January 13, 2023
Dr. Dimitrios Vareldzis

In the US, over 47% of all adults aged 30 year and older, or 157 million people, have periodontal disease. For those over 65 years, over 70% have it. In its most serious form, gums can pull away from the tooth, bone can be lost and teeth may loosen or even fall out. And Women are at a much higher risk for gum disease than men.

Periodontal disease—a chronic inflammatory disease that can destroy gum tissue, ligaments, even the bone supporting the teeth—is the most common cause of tooth loss among adults. Gum disease has been associated with such chronic inflammatory diseases such as diabetes, cardiovascular disease, and rheumatoid arthritis.

People with higher blood levels of certain disease-causing bacteria in the mouth are more likely to have high levels of plaque (atherosclerosis) in the carotid artery in the neck.
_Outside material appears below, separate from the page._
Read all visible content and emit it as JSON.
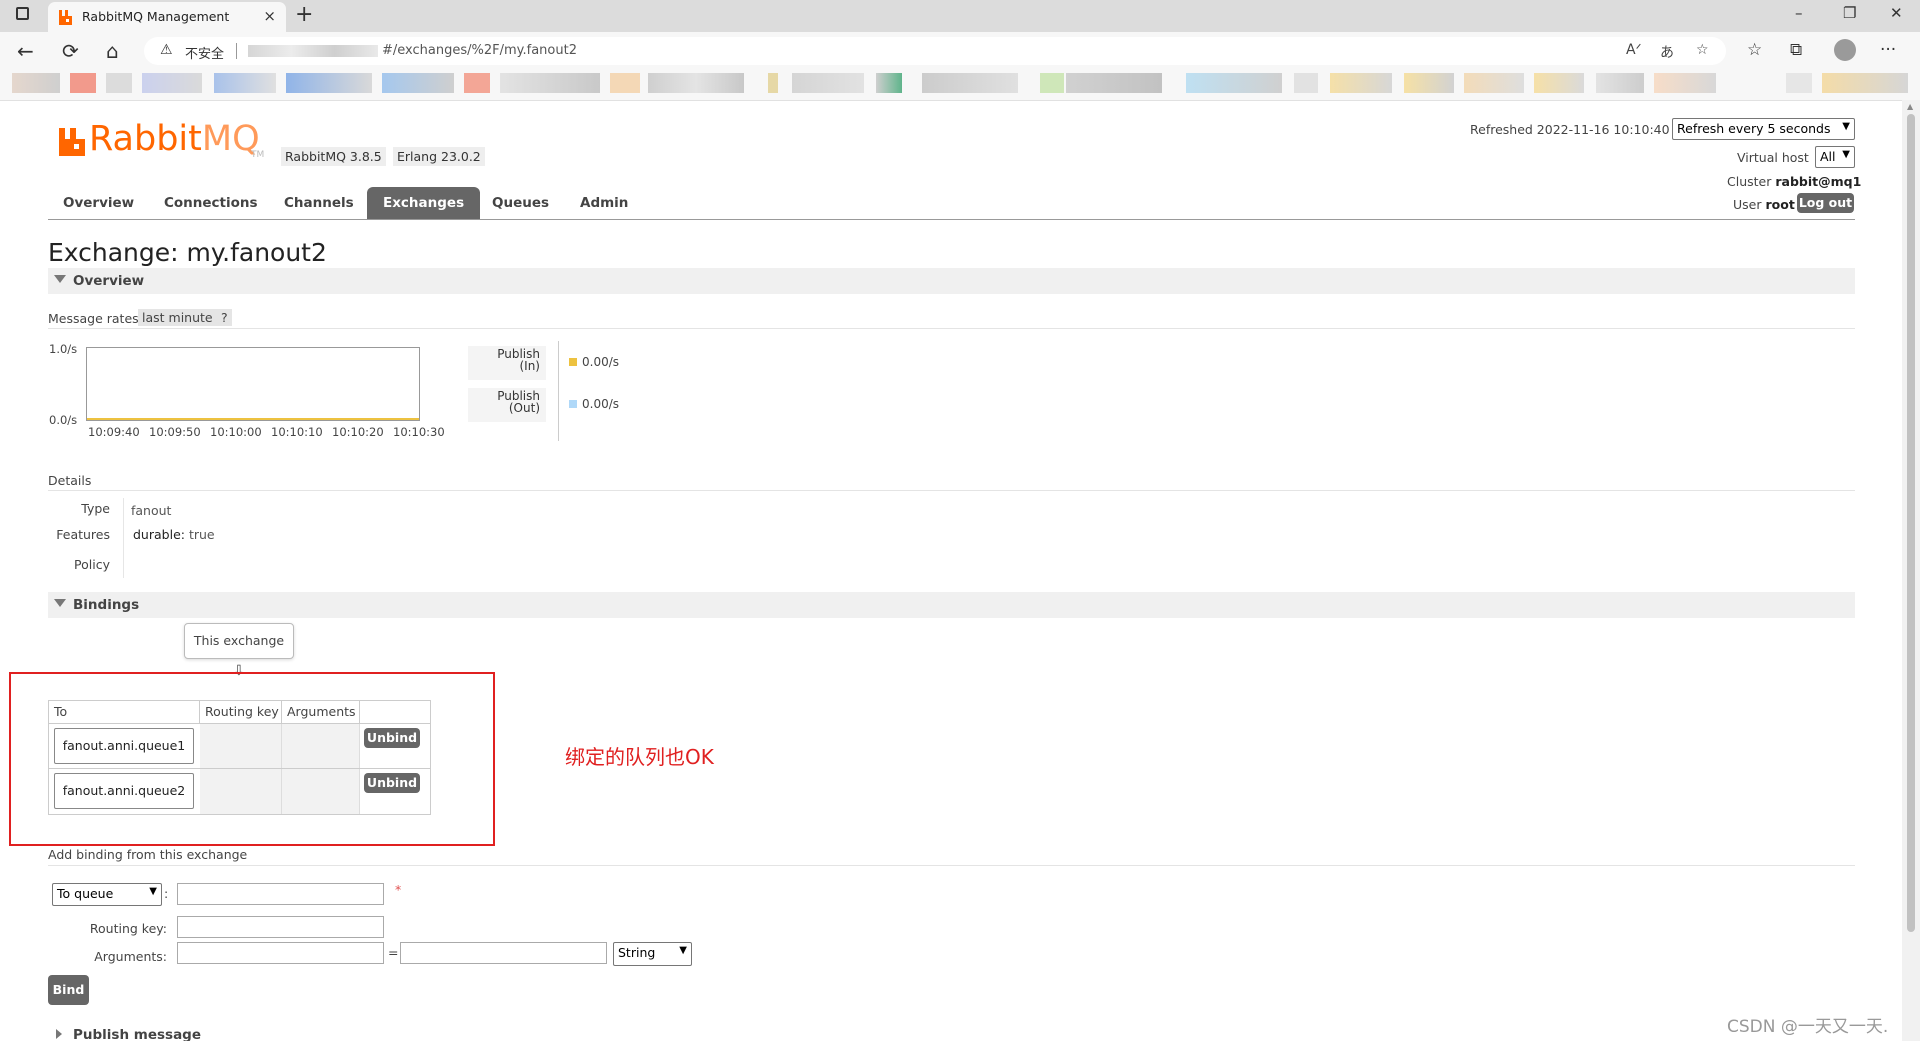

Clogging of the carotid arteries can lead to stroke.

Maintaining healthy teeth and gums has become more important than ever. Daily tooth brushing and flossing can help you avoid heart attack and stroke, but they are not an acceptable substitute for the important annual periodontal evaluation.

If you’re a woman, you’re at higher risk for gum disease than the ordinary guy on the street. In fact, women are nearly 20% more likely to have periodontal disease than men, with the disease occurring in 56.4% of women vs 38.4% for men. Women of all ages are prone to changing levels of progesterone. And progesterone—especially when you are pregnant or taking oral contraceptives—causes some bacteria to mushroom. Unfortunately, the bacteria associated with gum disease are among them. Recent studies have also linked gum disease to infertility.

Healthy Gums—Healthy You!

Fighting periodontal (gum) disease through meticulous daily hygiene and regular dental appointments is smart. You preserve your beautiful smile and sweet breath, maintain the health of your teeth and gums, and protect your overall health in the bargain!

Plaque & Plaque

The dental plaque your hygienist scrapes off your teeth is different from the plaque in your arteries. Dental plaque is a sticky residue of bacteria and food particles that can irritate your gums and eat away at tooth  enamel. Arterial plaque, a characteristic of atherosclerosis, is a fatty deposit in the artery. Both forms of plaque are to be avoided.